(Stored items from a collection)
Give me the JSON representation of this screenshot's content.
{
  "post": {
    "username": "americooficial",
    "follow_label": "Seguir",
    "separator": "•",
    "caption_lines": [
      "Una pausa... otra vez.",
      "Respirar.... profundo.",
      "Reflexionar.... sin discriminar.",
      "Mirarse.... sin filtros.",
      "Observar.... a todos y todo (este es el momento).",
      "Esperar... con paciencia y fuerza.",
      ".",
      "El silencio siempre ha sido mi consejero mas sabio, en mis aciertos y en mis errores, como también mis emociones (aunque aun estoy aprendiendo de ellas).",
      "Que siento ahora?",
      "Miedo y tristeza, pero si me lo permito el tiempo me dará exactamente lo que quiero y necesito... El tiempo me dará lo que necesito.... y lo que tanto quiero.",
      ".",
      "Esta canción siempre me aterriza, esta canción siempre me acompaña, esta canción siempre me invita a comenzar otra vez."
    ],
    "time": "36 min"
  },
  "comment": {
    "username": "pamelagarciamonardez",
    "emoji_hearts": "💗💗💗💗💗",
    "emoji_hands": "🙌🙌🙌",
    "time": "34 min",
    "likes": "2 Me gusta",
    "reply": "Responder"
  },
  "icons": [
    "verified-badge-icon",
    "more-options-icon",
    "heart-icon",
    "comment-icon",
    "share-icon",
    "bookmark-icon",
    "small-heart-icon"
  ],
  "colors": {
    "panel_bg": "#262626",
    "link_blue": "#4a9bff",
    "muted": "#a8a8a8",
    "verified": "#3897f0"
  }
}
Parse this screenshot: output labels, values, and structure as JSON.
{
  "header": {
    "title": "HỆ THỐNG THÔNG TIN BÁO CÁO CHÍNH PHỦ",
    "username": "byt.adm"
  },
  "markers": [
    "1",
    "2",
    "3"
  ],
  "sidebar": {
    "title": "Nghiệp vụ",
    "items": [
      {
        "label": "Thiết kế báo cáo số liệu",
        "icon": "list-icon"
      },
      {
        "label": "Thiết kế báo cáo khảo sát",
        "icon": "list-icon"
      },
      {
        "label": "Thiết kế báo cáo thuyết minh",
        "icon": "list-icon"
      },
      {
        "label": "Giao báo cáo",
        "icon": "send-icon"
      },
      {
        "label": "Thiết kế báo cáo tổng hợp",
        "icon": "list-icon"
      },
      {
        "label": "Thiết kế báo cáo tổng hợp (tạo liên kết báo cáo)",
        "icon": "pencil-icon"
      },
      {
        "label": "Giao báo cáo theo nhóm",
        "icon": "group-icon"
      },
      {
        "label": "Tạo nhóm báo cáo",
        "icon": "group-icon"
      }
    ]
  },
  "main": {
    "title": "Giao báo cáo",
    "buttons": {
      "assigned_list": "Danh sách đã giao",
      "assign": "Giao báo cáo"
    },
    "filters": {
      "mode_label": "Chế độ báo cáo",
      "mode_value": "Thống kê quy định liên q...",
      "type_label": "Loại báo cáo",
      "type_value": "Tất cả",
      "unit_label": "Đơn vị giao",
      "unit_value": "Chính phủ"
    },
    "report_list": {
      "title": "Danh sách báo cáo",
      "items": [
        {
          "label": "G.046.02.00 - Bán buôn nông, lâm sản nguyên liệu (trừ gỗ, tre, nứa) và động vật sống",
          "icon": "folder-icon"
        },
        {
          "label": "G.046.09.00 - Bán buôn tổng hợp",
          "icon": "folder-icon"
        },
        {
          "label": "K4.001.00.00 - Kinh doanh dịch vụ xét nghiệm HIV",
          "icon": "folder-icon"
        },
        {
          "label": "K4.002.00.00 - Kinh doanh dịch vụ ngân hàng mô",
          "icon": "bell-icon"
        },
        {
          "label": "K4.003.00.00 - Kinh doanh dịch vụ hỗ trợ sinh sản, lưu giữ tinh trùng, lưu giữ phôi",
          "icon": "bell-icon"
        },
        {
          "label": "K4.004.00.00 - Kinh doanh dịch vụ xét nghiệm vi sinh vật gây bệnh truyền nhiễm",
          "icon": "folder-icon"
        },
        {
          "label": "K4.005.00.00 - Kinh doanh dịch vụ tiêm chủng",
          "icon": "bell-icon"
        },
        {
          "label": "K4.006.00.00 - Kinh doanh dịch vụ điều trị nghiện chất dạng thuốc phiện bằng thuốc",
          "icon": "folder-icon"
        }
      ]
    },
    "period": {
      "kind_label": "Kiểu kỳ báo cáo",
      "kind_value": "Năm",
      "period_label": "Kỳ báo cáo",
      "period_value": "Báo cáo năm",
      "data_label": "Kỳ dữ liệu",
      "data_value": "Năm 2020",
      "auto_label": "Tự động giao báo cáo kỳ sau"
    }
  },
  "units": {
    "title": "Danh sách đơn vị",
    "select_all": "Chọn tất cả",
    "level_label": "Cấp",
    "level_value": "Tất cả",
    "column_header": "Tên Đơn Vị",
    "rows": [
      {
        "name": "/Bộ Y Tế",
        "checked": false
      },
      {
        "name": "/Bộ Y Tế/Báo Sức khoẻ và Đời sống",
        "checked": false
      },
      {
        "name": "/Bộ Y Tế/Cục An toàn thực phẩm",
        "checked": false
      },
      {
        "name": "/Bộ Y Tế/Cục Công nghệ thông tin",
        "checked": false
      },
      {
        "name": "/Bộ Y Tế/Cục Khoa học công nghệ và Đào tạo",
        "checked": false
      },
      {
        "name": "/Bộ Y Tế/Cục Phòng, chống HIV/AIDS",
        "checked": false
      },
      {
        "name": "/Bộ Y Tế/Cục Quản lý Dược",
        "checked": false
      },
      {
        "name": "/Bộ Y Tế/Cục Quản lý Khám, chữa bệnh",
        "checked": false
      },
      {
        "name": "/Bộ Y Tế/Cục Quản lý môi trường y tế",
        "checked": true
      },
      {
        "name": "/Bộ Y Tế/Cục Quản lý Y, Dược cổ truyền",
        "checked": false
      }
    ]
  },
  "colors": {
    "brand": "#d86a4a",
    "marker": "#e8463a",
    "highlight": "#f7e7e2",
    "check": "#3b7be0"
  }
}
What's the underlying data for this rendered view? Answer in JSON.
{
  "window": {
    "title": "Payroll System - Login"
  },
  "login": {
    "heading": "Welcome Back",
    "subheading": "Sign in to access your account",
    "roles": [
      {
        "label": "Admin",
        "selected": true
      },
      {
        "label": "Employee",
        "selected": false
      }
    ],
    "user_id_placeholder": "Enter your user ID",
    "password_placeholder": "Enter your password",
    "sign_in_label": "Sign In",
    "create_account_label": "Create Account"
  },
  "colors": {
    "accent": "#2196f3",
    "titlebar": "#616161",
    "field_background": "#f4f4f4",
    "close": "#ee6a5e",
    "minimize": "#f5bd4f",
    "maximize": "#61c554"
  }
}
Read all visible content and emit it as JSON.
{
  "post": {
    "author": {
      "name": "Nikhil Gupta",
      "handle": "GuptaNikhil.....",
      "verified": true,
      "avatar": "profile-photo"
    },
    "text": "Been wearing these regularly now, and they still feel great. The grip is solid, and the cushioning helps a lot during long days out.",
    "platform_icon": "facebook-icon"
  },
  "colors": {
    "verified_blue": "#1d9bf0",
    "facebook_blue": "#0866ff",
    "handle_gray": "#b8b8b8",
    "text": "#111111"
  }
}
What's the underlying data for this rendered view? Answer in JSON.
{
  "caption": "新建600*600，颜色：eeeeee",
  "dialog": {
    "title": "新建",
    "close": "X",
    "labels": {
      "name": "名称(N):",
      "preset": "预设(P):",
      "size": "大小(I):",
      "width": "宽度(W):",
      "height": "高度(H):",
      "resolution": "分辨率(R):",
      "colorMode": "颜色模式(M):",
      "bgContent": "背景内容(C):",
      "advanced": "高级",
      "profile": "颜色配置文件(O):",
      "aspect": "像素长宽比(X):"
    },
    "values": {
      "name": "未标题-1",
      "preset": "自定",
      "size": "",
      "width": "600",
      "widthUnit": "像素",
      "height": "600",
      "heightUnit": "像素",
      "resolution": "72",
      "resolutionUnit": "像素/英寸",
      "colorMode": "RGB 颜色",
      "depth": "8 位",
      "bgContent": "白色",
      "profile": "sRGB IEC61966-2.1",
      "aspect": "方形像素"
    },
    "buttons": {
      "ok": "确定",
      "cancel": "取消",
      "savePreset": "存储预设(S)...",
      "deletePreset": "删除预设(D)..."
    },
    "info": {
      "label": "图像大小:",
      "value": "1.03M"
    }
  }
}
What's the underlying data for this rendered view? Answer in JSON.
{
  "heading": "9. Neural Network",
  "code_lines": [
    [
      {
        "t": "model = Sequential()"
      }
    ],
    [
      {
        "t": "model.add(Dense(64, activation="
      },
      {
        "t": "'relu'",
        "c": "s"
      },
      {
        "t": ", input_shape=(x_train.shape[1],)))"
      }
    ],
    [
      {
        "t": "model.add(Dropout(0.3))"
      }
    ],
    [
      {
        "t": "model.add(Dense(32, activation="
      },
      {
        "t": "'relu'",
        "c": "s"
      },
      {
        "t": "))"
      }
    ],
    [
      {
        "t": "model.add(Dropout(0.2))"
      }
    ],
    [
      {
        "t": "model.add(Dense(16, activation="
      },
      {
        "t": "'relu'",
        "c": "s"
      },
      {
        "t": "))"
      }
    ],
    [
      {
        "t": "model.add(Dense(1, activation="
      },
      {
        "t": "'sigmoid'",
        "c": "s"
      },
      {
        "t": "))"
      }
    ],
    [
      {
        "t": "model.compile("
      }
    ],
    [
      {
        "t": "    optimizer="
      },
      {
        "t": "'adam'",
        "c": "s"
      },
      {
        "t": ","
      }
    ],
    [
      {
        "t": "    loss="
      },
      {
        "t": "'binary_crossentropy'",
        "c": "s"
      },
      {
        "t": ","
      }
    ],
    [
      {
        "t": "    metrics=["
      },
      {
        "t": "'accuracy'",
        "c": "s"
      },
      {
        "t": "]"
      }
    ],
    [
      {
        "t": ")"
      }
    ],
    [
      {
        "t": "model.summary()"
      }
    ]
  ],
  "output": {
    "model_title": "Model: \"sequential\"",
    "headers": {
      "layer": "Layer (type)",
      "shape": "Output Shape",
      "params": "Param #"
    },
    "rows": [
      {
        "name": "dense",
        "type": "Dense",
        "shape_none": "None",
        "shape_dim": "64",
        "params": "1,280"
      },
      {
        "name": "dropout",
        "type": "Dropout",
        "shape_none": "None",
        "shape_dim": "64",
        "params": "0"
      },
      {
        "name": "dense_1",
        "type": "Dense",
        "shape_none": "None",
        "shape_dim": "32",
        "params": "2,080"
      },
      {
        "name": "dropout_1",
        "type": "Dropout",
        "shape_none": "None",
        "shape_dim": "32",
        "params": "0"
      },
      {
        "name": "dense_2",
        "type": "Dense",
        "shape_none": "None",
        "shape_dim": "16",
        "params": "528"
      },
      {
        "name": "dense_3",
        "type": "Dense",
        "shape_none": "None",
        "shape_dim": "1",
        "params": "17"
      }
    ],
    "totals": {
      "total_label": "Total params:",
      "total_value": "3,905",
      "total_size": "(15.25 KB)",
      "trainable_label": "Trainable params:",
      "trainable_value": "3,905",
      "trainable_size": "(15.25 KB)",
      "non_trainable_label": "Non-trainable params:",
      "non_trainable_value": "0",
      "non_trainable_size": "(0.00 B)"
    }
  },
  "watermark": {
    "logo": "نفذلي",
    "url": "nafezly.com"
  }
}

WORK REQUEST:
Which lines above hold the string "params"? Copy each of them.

RESULT FOR THIS TASK:
      "params": "Param #"
        "params": "1,280"
        "params": "0"
        "params": "2,080"
        "params": "0"
        "params": "528"
        "params": "17"
      "total_label": "Total params:",
      "trainable_label": "Trainable params:",
      "non_trainable_label": "Non-trainable params:",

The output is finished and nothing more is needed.